Silver Phoenix: Beyond the Kingdom of Xia by Cindy Pon is a Chinese-inspired YA fantasy novel. Last week, I mentioned in my Knife review that R.J. Anderson is a fellow Sounisian and Megan Whalen Turner fan. I believe Cindy Pon is also a fan and look, they even went surfing together! My friend gave me a copy of Silver Phoenix for my birthday last year so I’ve had it for almost a year. I’m sorry it has taken me this long to read it but there are just so many books in the TBR pile.
Here’s the summary from Cindy Pon’s website:
On the day of her first betrothal meeting – and rejection – Ai Ling discovers a power welling deep within her. She can reach into other people’s spirits, hear their thoughts, see their dreams… and that’s just the beginning.
Ai Ling has been marked by the immortals; her destiny lies in the emperor’s palace, where a terrible evil has lived, stealing souls, for centuries. She must conquer this enemy and rescue her captive father, while mythical demons track her every step. And then she meets Chen Yong, a young man with a quest of his own, whose fate is intertwined with hers.
I know there’s been a lot of talk about the cover for this book and how the design from the hardcover (pictured above) changed to this design for the paperback. I don’t want to go into that here but I wanted to point out an artwork for the book that I found from the author’s website:
Isn’t that beautiful? It shows Chen Yong and Ai Ling. How I wish that this lovely artwork was used for the cover instead. So I really liked that this book is different from other fantasy novels because of its Asian flavor. I may not know a lot about Chinese history and culture but it was refreshing to read about Eastern myths for a change. Several people warned me that I might go hungry while reading this book because of all the food references. I just said that we have a lot of Chinese restaurants here in the Philippines so that’s not going to be a problem. I thought it was great that Ai Ling had such a big appetite and that most meals are described in detail. At the start of the novel, Ai Ling reminded me of Disney’s Mulan because they’re both unsuccessful at becoming proper brides and they both run away from home to go on quests. That’s where the similarities end and Ai Ling’s story goes a different way.

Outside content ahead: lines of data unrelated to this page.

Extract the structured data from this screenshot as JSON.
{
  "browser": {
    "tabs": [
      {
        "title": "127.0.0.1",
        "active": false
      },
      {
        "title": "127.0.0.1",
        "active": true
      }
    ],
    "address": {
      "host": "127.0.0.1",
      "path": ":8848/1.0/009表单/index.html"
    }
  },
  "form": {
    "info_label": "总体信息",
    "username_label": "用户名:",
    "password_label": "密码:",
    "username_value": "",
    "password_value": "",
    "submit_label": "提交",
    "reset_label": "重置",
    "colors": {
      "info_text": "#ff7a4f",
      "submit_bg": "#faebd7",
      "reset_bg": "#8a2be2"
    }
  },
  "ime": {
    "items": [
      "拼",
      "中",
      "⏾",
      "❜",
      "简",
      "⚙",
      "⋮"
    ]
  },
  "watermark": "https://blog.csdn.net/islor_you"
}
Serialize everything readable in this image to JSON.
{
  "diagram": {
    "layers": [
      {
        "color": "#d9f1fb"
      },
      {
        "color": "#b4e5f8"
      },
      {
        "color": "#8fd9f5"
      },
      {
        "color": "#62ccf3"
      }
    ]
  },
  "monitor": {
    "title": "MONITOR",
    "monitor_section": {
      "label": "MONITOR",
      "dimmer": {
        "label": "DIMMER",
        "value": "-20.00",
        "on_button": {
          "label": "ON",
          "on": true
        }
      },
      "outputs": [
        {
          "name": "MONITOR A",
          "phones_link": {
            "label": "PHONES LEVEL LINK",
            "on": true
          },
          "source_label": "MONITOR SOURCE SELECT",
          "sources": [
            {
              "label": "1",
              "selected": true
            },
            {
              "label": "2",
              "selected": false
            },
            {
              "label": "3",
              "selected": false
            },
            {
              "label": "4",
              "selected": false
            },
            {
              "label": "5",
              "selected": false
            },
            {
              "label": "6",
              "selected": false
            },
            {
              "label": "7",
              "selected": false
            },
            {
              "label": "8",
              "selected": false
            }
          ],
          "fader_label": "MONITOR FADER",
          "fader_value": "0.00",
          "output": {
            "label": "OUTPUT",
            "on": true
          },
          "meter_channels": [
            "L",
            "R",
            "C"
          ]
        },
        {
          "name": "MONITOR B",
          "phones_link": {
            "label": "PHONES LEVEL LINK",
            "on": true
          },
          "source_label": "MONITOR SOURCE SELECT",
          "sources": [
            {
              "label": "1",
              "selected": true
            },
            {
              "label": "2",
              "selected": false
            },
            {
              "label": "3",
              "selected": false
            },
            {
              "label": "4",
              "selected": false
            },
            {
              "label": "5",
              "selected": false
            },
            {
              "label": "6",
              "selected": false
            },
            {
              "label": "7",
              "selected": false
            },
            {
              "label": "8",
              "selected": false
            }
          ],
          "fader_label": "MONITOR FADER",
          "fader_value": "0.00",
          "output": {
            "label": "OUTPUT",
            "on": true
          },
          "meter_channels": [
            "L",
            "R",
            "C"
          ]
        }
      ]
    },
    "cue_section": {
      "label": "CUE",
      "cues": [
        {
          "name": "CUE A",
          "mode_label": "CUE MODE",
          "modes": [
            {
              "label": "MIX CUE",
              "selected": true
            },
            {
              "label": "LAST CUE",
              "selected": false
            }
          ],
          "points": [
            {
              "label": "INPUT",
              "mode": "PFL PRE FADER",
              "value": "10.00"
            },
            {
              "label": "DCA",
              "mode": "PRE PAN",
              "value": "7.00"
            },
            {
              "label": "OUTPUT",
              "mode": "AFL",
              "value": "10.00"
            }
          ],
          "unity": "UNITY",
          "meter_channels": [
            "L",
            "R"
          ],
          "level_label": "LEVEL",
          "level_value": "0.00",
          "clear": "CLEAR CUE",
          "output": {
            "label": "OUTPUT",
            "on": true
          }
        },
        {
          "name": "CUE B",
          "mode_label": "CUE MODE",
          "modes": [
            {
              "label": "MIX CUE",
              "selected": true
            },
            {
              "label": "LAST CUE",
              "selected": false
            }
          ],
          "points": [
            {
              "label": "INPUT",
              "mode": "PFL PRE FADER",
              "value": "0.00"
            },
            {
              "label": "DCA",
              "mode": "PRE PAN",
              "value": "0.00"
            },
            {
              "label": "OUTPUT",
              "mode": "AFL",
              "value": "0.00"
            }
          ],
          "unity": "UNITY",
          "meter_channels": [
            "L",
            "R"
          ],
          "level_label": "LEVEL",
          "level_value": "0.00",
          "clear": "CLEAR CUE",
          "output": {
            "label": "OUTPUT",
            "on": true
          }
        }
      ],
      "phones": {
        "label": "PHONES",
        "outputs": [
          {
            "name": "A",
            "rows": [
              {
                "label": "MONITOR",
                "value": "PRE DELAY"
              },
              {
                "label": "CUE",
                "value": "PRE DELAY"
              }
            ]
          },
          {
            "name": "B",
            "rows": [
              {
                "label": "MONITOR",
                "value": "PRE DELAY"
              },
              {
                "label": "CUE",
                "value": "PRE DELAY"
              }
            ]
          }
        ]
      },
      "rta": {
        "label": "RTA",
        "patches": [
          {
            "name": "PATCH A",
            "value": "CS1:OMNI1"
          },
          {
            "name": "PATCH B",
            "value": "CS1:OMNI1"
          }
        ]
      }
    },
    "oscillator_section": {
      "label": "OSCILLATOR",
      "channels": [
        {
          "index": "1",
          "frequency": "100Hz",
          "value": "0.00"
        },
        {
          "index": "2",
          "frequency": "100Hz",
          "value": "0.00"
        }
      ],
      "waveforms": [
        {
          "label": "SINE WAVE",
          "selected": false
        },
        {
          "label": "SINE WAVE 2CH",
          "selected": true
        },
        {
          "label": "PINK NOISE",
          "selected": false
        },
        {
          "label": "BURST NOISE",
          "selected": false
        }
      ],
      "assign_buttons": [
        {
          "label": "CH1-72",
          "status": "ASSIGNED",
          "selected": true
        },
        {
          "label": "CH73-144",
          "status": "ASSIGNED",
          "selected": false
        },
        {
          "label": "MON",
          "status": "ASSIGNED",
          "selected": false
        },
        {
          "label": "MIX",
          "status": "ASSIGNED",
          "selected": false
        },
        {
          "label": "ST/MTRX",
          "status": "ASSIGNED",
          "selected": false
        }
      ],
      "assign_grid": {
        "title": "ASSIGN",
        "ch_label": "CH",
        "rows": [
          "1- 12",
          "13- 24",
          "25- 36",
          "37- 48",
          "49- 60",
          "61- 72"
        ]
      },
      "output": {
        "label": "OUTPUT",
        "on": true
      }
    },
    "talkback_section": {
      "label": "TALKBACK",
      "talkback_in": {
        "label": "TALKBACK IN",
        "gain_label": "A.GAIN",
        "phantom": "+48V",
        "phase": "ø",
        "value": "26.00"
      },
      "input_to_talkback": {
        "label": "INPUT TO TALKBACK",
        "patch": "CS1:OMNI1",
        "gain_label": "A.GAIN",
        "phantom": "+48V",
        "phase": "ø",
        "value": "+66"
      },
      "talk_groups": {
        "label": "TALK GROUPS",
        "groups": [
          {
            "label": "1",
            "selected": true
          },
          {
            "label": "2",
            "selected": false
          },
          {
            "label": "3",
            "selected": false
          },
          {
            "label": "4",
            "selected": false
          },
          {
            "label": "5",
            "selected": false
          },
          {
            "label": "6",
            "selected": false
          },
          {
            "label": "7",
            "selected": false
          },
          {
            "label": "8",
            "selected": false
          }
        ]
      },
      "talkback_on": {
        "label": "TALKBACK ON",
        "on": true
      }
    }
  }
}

As much as I loved that Ai Ling’s adventures involved demons and mythical creatures derived from Chinese lore, I felt like there were too many of them in the story. I mean yes, I get that Ai Ling is coming into her own powers and these demons were needed to show how she developed her abilities while fighting against them but eventually, I got tired of it. Also, I wasn’t as invested in Ai Ling as I would’ve liked – I wasn’t rooting for her because I felt like she would be able to get out of whatever predicament she manages to fall into because that’s what kept happening in the book. It felt like there was a disconnect between me as a reader and Ai Ling as a character and that kept me from being truly immersed in the story. Those were some of the problems that I had and while I didn’t exactly fall in love Silver Phoenix, I’d still recommend it to fantasy fans because of its unique world. It’s certainly better than some of the YA paranormal books (yes, I’m not a fan) that are available right now. I think it would be great if more Asian YA fantasy novels are released in the future. I would probably pick up the sequel, Fury of the Phoenix, to find out what happens next to Ai Ling because this one was a bit open-ended. Oh it looks like Fury of the Phoenix will be released on my birthday, March 29. 🙂